Recorded information ::
┄┄┄┄┄┄┄┄┄┄
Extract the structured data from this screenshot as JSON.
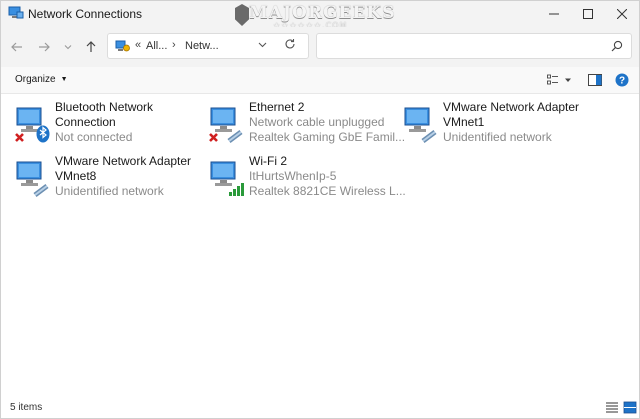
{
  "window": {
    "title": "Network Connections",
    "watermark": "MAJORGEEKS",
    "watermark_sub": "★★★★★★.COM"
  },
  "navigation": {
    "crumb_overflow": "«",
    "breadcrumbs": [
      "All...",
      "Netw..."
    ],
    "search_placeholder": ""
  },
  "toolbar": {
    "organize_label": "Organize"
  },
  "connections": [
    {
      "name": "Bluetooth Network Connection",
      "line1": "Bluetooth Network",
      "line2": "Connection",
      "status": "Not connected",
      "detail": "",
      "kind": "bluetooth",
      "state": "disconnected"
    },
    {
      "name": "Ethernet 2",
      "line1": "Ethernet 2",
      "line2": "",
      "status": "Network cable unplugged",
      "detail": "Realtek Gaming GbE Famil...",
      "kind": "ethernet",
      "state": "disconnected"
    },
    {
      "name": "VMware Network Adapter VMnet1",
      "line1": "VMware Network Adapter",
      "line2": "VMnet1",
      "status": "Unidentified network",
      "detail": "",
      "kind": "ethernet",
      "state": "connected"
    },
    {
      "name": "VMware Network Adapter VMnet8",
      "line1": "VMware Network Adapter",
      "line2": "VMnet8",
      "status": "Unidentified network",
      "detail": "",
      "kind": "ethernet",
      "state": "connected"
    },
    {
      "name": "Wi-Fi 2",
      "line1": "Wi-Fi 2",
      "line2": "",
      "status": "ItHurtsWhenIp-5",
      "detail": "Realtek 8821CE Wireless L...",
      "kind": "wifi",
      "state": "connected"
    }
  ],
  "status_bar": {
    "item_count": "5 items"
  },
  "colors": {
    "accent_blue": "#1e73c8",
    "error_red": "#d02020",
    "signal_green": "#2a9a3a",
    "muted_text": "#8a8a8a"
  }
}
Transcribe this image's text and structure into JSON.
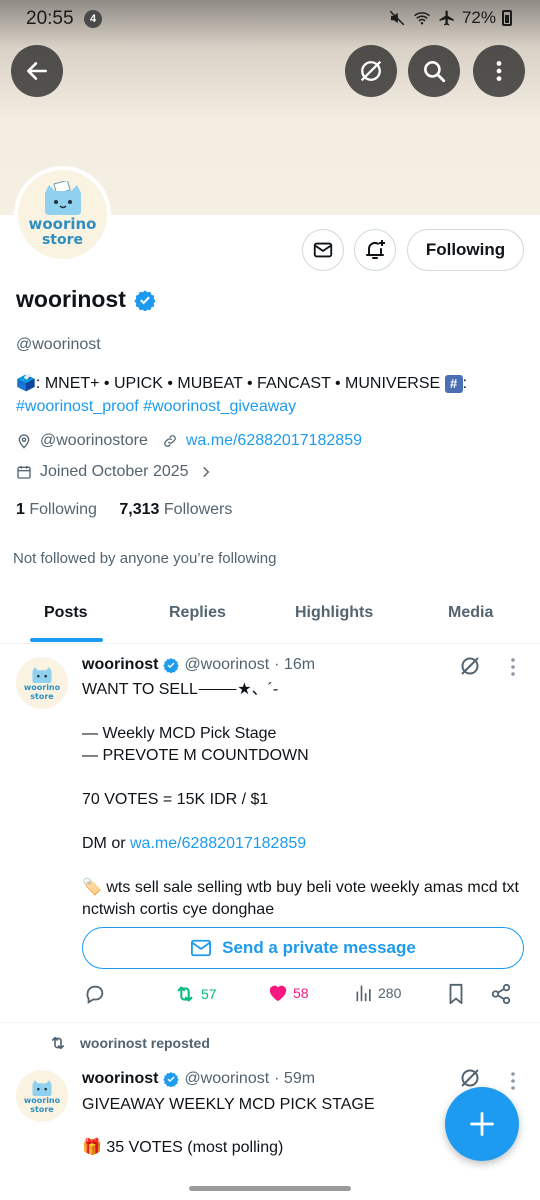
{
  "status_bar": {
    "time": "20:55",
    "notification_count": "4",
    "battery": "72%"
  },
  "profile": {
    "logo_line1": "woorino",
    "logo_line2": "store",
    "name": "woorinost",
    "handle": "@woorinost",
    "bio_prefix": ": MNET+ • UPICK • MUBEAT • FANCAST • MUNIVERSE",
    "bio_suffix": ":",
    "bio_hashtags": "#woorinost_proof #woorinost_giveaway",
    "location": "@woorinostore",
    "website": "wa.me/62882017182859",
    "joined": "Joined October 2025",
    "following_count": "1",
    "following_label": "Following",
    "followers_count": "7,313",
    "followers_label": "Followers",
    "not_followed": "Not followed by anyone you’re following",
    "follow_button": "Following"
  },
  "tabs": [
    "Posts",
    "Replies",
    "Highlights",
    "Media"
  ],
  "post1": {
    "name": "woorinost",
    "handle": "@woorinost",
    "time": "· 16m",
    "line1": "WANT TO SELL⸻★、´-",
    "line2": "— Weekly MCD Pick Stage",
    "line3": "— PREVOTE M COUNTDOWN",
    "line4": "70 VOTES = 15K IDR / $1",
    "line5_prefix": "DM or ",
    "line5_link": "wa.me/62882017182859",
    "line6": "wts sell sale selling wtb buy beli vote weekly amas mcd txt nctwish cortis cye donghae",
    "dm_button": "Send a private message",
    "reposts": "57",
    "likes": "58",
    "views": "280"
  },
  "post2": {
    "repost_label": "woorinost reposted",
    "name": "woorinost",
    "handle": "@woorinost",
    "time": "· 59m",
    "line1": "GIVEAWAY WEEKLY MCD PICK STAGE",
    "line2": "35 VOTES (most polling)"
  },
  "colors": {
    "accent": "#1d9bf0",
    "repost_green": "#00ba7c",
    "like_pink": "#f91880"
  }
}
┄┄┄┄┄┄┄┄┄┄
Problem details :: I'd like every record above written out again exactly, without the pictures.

Exercise solution ::
Extract the structured data from this screenshot as JSON.
{
  "window": {
    "title": "Network Connections",
    "watermark": "MAJORGEEKS",
    "watermark_sub": "★★★★★★.COM"
  },
  "navigation": {
    "crumb_overflow": "«",
    "breadcrumbs": [
      "All...",
      "Netw..."
    ],
    "search_placeholder": ""
  },
  "toolbar": {
    "organize_label": "Organize"
  },
  "connections": [
    {
      "name": "Bluetooth Network Connection",
      "line1": "Bluetooth Network",
      "line2": "Connection",
      "status": "Not connected",
      "detail": "",
      "kind": "bluetooth",
      "state": "disconnected"
    },
    {
      "name": "Ethernet 2",
      "line1": "Ethernet 2",
      "line2": "",
      "status": "Network cable unplugged",
      "detail": "Realtek Gaming GbE Famil...",
      "kind": "ethernet",
      "state": "disconnected"
    },
    {
      "name": "VMware Network Adapter VMnet1",
      "line1": "VMware Network Adapter",
      "line2": "VMnet1",
      "status": "Unidentified network",
      "detail": "",
      "kind": "ethernet",
      "state": "connected"
    },
    {
      "name": "VMware Network Adapter VMnet8",
      "line1": "VMware Network Adapter",
      "line2": "VMnet8",
      "status": "Unidentified network",
      "detail": "",
      "kind": "ethernet",
      "state": "connected"
    },
    {
      "name": "Wi-Fi 2",
      "line1": "Wi-Fi 2",
      "line2": "",
      "status": "ItHurtsWhenIp-5",
      "detail": "Realtek 8821CE Wireless L...",
      "kind": "wifi",
      "state": "connected"
    }
  ],
  "status_bar": {
    "item_count": "5 items"
  },
  "colors": {
    "accent_blue": "#1e73c8",
    "error_red": "#d02020",
    "signal_green": "#2a9a3a",
    "muted_text": "#8a8a8a"
  }
}
Transcribe this image's text and structure into JSON.
{
  "status_bar": {
    "time": "20:55",
    "notification_count": "4",
    "battery": "72%"
  },
  "profile": {
    "logo_line1": "woorino",
    "logo_line2": "store",
    "name": "woorinost",
    "handle": "@woorinost",
    "bio_prefix": ": MNET+ • UPICK • MUBEAT • FANCAST • MUNIVERSE",
    "bio_suffix": ":",
    "bio_hashtags": "#woorinost_proof #woorinost_giveaway",
    "location": "@woorinostore",
    "website": "wa.me/62882017182859",
    "joined": "Joined October 2025",
    "following_count": "1",
    "following_label": "Following",
    "followers_count": "7,313",
    "followers_label": "Followers",
    "not_followed": "Not followed by anyone you’re following",
    "follow_button": "Following"
  },
  "tabs": [
    "Posts",
    "Replies",
    "Highlights",
    "Media"
  ],
  "post1": {
    "name": "woorinost",
    "handle": "@woorinost",
    "time": "· 16m",
    "line1": "WANT TO SELL⸻★、´-",
    "line2": "— Weekly MCD Pick Stage",
    "line3": "— PREVOTE M COUNTDOWN",
    "line4": "70 VOTES = 15K IDR / $1",
    "line5_prefix": "DM or ",
    "line5_link": "wa.me/62882017182859",
    "line6": "wts sell sale selling wtb buy beli vote weekly amas mcd txt nctwish cortis cye donghae",
    "dm_button": "Send a private message",
    "reposts": "57",
    "likes": "58",
    "views": "280"
  },
  "post2": {
    "repost_label": "woorinost reposted",
    "name": "woorinost",
    "handle": "@woorinost",
    "time": "· 59m",
    "line1": "GIVEAWAY WEEKLY MCD PICK STAGE",
    "line2": "35 VOTES (most polling)"
  },
  "colors": {
    "accent": "#1d9bf0",
    "repost_green": "#00ba7c",
    "like_pink": "#f91880"
  }
}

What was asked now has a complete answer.